Under a hybrid method combining floor space and time, 90 per cent of the building is being used 69 per cent of the time for a qualifying purpose. Therefore, overall, the building is being used 95.2 per cent for a qualifying purpose, calculated as follows:

A divided by (A plus B) multiplied 100 equals the percentage qualifying use of building where:

A is the percentage of building used solely for qualifying purpose (90) multiplied by the percentage of time used for qualifying purpose (69) - that is, 62.1

and

B is the percentage of building not used solely for qualifying purpose (10) multiplied by the percentage of time not used for qualifying purpose (31) - that is, 3.1.

In other words, 62.1 divided by 65.2 multiplied by 100 equalling 95.2.

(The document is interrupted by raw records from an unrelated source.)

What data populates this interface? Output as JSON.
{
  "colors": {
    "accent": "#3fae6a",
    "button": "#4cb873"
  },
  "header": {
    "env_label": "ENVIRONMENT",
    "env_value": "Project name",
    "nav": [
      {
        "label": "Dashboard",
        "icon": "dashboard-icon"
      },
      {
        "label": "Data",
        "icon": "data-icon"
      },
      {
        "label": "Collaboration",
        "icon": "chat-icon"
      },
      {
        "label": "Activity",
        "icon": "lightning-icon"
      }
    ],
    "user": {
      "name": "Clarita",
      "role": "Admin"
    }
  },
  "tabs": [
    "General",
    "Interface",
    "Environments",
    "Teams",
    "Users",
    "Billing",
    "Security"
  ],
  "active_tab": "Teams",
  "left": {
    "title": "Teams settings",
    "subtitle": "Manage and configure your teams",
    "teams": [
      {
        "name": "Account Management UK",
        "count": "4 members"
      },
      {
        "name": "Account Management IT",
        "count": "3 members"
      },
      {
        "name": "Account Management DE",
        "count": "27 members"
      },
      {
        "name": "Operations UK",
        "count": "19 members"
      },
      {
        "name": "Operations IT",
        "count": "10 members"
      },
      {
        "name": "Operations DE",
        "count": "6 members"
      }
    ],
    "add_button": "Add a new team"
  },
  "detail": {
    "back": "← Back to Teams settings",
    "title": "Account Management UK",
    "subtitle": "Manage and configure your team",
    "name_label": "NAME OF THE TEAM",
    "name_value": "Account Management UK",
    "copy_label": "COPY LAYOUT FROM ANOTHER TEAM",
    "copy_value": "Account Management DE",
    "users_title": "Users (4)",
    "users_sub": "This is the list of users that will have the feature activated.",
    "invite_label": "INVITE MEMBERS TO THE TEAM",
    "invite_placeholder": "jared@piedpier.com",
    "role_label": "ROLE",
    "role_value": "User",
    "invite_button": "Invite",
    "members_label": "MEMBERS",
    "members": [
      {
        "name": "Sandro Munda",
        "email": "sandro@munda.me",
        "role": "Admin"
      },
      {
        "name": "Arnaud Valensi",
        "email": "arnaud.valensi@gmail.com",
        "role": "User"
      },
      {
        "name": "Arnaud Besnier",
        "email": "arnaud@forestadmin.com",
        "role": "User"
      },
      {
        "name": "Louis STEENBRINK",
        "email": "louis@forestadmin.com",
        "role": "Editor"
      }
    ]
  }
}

Qualifying use is greater than 95 per cent, therefore the building is eligible for the zero rate.

Example 5

A university constructs a new research building with an area of 4,300 square metres. 96 per cent of the research will be funded by non-business grants and donations, the remainder will be commercially funded. The building won’t be used entirely for research purposes. 300 square metres (7 per cent of the area of the building) will also be used as a lecture theatre, not only for briefing research staff (5 per cent of the time) but also for teaching (10 per cent of the time) and free public lectures (1 per cent of the time). The rest of the time, the theatre won’t be used. The part of the building to be used for research purposes will be used for those purposes all of the time.

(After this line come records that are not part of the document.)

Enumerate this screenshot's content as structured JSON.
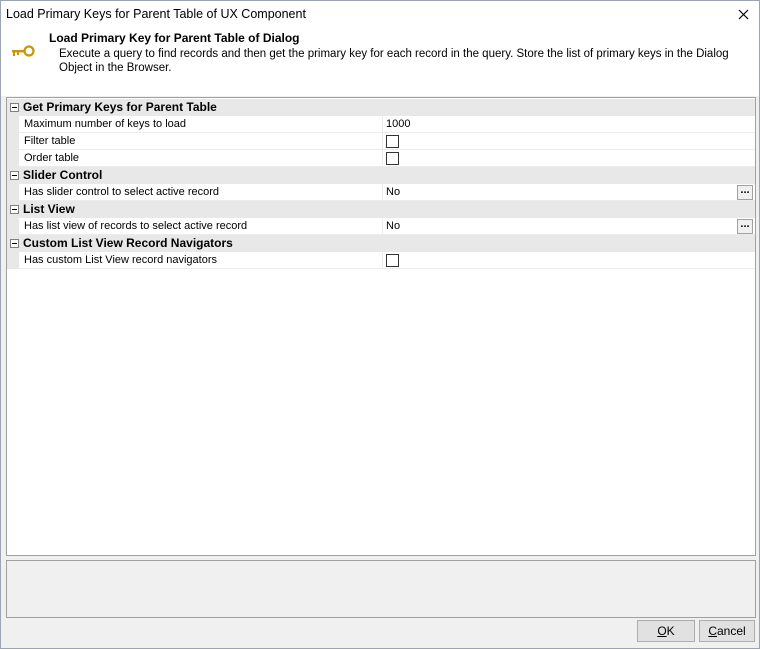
{
  "window": {
    "title": "Load Primary Keys for Parent Table of UX Component"
  },
  "header": {
    "title": "Load Primary Key for Parent Table of Dialog",
    "description": "Execute a query to find records and then get the primary key for each record in the query. Store the list of primary keys in the Dialog Object in the Browser."
  },
  "sections": [
    {
      "label": "Get Primary Keys for Parent Table",
      "properties": [
        {
          "name": "Maximum number of keys to load",
          "value": "1000"
        },
        {
          "name": "Filter table",
          "checked": false
        },
        {
          "name": "Order table",
          "checked": false
        }
      ]
    },
    {
      "label": "Slider Control",
      "properties": [
        {
          "name": "Has slider control to select active record",
          "value": "No",
          "button": "..."
        }
      ]
    },
    {
      "label": "List View",
      "properties": [
        {
          "name": "Has list view of records to select active record",
          "value": "No",
          "button": "..."
        }
      ]
    },
    {
      "label": "Custom List View Record Navigators",
      "properties": [
        {
          "name": "Has custom List View record navigators",
          "checked": false
        }
      ]
    }
  ],
  "buttons": {
    "ok_accel": "O",
    "ok_rest": "K",
    "cancel_accel": "C",
    "cancel_rest": "ancel"
  },
  "icons": {
    "header": "key-icon",
    "close": "close-icon"
  }
}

In other words, 93 per cent of the building (the area of the building less the lecture theatre) will be used 96 per cent for a qualifying purpose (and will be eligible for the zero rate) and 7 per cent of the building (the lecture theatre) will be used less than 95 per cent for a qualifying purpose (and would be ineligible for the zero rate).

However, it would be acceptable to use a hybrid method combining area and time. In this method, 100 per cent of the building will be used 95.3 per cent for a qualifying purpose and the whole building will therefore be eligible for the zero rate.

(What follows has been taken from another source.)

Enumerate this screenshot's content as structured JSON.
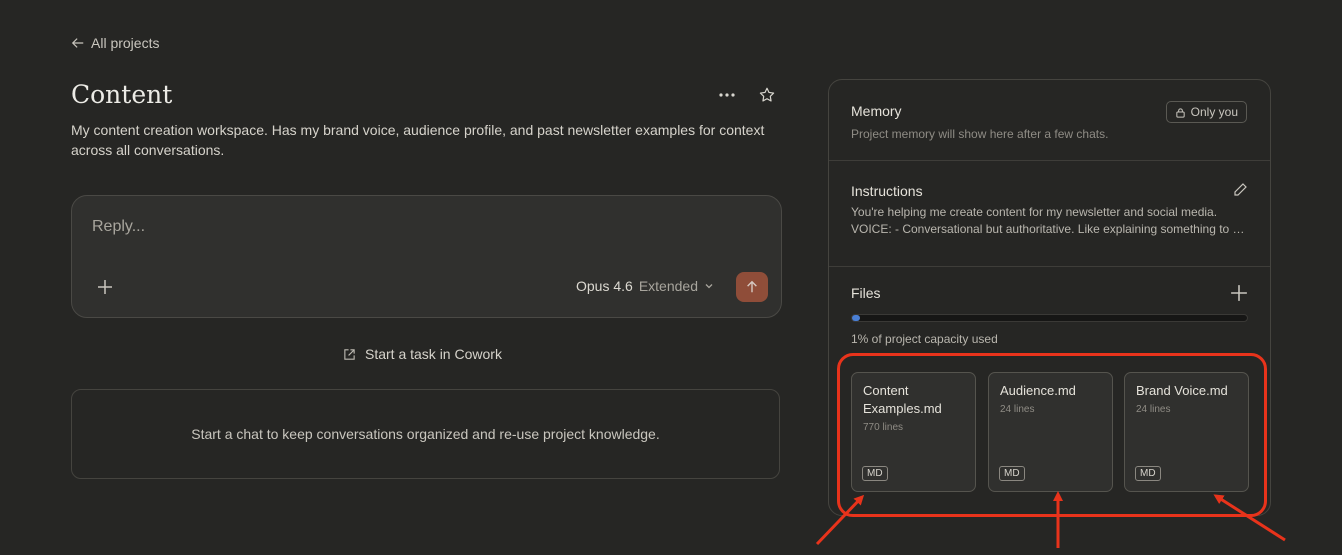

Claimants must remember that all parts of a relevant building must have a relevant use. If the lecture theatre was only intended to be used for business purposes, then the zero rate could never apply to that part of the building.

Percentage qualifying use is calculated as follows:

Area and usage Calculation Business Non-business
       
Lecture Theatre      
Teaching use 300 square metres

multiplied by

10 per cent 30 square metres  
  Lecture Theatre  
Research use 300 square metres

multiplied by

5 per cent

multiplied by

4 per cent 0.6 square metres  
  Lecture Theatre  
Research use 300 square metres

multiplied by

5 per cent

multiplied by

96 per cent   14.4 square metres
  Lecture Theatre  
Free public lectures 300 square metres

multiplied by

1 per cent   3 square metres
  Research area  
Research use 4,000 square metres

multiplied by

4 per cent 160 square metres  
  Research area  
Research use 4,000 square metres

multiplied by

96 per cent   3,840 square metres    
  TOTAL   190.6 square metres 3,857.4 square metres

Percentage qualifying use of the whole building is 3857.4 divided by 3857.4 plus 190.6) multiplied by 100 per cent equalling 95.3.

Qualifying use is greater than 95 per cent, therefore the building IS eligible for the zero rate.

Note: This list of methods of calculation is not exhaustive and is necessarily simplistic for illustration purposes. Other comparison methods can be used so long as they fairly reflect the intended use of the building.